**Data under study**
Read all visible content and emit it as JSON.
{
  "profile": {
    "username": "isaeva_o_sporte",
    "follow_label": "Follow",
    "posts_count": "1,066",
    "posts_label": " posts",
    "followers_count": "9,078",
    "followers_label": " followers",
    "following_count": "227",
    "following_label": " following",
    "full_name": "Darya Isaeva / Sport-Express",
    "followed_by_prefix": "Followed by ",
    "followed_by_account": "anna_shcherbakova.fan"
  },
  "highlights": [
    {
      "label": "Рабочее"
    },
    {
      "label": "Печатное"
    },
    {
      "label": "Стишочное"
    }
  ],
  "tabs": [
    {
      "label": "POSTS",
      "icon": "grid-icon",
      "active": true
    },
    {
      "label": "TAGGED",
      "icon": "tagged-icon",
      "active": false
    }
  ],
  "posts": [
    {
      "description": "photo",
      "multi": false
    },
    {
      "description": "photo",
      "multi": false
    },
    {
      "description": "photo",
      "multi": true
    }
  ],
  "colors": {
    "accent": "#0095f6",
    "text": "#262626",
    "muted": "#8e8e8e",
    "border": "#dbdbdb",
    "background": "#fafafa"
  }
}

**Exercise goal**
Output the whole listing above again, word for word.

**Result of this task**
Read all visible content and emit it as JSON.
{
  "profile": {
    "username": "isaeva_o_sporte",
    "follow_label": "Follow",
    "posts_count": "1,066",
    "posts_label": " posts",
    "followers_count": "9,078",
    "followers_label": " followers",
    "following_count": "227",
    "following_label": " following",
    "full_name": "Darya Isaeva / Sport-Express",
    "followed_by_prefix": "Followed by ",
    "followed_by_account": "anna_shcherbakova.fan"
  },
  "highlights": [
    {
      "label": "Рабочее"
    },
    {
      "label": "Печатное"
    },
    {
      "label": "Стишочное"
    }
  ],
  "tabs": [
    {
      "label": "POSTS",
      "icon": "grid-icon",
      "active": true
    },
    {
      "label": "TAGGED",
      "icon": "tagged-icon",
      "active": false
    }
  ],
  "posts": [
    {
      "description": "photo",
      "multi": false
    },
    {
      "description": "photo",
      "multi": false
    },
    {
      "description": "photo",
      "multi": true
    }
  ],
  "colors": {
    "accent": "#0095f6",
    "text": "#262626",
    "muted": "#8e8e8e",
    "border": "#dbdbdb",
    "background": "#fafafa"
  }
}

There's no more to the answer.